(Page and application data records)
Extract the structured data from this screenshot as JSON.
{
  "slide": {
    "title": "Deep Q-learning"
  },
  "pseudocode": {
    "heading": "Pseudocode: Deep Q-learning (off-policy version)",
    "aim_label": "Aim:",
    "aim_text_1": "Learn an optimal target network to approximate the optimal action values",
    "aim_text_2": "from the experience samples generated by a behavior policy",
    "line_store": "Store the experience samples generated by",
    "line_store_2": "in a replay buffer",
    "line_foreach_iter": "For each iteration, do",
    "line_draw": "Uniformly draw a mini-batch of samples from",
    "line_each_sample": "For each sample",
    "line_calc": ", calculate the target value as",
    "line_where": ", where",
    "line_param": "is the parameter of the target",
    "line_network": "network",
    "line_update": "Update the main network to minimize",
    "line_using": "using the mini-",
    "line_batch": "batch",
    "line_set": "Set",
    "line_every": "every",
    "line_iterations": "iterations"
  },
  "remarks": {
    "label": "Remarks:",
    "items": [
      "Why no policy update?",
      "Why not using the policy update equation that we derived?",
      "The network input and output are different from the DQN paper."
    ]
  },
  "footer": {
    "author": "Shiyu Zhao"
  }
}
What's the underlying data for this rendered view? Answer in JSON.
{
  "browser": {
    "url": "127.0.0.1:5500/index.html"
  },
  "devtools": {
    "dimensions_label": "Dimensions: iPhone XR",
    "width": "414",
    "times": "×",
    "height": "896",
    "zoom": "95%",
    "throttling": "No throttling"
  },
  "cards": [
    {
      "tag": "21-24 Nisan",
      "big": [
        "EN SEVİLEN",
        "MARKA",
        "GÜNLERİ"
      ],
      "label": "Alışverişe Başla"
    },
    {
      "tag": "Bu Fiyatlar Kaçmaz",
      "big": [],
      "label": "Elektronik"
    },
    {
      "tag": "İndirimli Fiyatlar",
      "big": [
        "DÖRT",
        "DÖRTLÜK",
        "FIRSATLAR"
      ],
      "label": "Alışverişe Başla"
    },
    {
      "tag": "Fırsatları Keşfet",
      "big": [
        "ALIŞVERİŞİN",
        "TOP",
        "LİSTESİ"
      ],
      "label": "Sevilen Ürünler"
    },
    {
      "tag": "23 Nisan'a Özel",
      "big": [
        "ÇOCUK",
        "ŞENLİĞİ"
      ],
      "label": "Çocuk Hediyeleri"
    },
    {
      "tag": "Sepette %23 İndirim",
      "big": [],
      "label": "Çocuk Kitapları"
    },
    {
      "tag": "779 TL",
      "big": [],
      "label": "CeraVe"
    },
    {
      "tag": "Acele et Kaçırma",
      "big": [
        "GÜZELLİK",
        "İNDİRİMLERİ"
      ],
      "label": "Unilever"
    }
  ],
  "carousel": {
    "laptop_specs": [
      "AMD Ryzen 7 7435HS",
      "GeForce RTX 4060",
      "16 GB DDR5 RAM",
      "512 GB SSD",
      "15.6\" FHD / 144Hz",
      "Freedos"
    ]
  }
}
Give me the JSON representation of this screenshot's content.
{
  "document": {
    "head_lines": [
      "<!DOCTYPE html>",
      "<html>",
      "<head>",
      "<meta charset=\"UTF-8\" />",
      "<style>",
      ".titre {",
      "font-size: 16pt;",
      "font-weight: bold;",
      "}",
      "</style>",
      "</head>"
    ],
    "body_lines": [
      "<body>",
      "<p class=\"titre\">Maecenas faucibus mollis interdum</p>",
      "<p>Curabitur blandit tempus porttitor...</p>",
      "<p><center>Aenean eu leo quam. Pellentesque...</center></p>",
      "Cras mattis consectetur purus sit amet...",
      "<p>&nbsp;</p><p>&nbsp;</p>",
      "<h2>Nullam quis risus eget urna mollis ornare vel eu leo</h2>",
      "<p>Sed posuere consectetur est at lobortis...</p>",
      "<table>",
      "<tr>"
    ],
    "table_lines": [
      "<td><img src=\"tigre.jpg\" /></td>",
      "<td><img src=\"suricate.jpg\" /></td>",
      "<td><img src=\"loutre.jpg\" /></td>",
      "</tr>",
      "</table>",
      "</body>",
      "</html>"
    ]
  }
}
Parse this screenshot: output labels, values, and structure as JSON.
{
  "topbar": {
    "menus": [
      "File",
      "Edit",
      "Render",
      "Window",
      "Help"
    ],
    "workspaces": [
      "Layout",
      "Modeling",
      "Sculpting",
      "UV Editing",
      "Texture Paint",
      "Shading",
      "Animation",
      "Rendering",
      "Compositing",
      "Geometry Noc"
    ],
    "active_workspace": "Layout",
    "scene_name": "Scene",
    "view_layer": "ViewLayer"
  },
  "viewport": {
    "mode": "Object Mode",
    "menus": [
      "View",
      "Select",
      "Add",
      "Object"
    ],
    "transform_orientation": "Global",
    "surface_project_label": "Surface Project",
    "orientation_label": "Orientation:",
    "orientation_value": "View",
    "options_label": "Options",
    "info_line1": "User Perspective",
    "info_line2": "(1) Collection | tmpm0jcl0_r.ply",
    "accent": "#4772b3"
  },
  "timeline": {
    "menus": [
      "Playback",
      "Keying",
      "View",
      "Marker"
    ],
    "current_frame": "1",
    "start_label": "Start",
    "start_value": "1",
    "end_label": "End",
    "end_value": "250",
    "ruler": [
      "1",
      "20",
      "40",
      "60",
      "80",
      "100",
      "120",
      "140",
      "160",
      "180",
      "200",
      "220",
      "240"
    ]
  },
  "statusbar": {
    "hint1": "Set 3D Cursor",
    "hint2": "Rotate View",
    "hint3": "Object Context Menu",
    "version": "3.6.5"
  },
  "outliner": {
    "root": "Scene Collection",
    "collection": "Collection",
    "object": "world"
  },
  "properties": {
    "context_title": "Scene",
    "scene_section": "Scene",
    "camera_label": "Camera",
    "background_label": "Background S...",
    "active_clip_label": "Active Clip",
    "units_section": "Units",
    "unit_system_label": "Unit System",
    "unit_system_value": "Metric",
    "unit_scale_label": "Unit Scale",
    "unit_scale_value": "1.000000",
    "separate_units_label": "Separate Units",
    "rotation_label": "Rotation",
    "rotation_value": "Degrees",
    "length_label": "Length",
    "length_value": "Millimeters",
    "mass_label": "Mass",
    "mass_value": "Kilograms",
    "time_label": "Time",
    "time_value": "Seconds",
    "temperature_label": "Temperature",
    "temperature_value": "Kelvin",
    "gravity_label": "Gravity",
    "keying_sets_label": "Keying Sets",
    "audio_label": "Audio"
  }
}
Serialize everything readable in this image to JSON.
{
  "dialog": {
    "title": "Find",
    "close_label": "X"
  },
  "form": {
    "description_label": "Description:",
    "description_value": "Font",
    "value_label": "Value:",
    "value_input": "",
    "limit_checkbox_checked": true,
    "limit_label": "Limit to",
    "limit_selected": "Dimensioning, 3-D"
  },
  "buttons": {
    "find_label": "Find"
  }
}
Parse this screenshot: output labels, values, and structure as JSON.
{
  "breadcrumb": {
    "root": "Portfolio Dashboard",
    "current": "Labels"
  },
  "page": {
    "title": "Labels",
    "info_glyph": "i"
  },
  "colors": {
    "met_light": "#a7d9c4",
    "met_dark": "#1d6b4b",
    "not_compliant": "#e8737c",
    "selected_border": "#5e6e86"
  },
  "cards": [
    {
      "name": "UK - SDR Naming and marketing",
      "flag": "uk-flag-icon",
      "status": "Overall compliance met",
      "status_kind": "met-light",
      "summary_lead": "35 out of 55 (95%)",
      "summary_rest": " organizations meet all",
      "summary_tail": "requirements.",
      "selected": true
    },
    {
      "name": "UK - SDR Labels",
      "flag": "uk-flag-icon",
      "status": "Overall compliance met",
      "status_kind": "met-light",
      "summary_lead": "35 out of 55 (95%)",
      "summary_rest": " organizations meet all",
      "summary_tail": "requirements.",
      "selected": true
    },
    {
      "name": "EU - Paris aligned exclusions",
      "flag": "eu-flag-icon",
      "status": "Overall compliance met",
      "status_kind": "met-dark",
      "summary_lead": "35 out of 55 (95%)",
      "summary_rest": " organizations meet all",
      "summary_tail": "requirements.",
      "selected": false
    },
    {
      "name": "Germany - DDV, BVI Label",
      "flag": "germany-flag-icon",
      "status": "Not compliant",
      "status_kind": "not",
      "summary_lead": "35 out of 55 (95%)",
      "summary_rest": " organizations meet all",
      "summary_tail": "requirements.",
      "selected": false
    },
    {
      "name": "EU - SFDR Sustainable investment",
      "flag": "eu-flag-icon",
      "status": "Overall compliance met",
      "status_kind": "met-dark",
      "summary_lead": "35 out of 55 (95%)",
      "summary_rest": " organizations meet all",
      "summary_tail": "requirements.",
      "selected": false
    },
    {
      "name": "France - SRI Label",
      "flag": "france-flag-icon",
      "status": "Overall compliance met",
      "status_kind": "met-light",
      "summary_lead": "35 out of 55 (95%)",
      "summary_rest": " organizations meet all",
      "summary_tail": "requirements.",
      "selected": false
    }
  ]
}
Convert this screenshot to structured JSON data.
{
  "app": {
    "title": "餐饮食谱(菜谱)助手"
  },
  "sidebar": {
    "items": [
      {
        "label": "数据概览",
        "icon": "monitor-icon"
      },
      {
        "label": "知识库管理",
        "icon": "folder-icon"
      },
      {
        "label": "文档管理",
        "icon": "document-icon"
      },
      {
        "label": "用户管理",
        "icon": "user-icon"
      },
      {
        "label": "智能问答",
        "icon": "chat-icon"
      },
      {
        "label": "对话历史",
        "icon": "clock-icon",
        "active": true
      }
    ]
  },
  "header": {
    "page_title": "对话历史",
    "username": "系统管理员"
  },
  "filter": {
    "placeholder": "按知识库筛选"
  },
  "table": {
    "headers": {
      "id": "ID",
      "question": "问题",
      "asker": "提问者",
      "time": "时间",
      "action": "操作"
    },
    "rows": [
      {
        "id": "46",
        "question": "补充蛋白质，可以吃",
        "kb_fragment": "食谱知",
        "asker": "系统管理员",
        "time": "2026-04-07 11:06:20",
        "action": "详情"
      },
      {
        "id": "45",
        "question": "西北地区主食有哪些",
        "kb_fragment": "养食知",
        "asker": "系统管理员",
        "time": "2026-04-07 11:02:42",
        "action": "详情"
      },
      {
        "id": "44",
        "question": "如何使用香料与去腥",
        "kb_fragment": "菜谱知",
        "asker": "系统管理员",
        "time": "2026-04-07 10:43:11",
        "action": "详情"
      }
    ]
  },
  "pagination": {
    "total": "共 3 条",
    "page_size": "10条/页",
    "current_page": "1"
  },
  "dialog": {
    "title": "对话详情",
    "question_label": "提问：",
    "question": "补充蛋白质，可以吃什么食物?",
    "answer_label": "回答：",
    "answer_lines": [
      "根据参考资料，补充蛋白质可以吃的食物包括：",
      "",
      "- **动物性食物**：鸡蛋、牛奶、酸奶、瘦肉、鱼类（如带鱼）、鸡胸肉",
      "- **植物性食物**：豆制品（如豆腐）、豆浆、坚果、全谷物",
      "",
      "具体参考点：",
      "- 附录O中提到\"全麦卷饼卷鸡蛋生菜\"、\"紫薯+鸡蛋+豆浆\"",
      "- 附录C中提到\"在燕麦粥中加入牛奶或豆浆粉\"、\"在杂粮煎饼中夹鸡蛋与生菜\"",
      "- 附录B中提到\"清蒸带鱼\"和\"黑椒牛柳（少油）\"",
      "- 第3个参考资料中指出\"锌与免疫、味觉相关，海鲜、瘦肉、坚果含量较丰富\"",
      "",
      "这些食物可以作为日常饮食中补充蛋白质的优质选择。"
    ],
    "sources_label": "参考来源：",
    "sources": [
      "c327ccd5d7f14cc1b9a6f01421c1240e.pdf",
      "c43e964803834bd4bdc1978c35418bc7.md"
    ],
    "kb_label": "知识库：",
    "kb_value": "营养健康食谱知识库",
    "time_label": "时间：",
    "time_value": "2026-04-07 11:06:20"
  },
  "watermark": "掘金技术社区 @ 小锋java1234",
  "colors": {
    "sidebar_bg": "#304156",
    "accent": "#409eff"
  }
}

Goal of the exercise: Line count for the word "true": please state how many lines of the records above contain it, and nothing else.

Task result: 4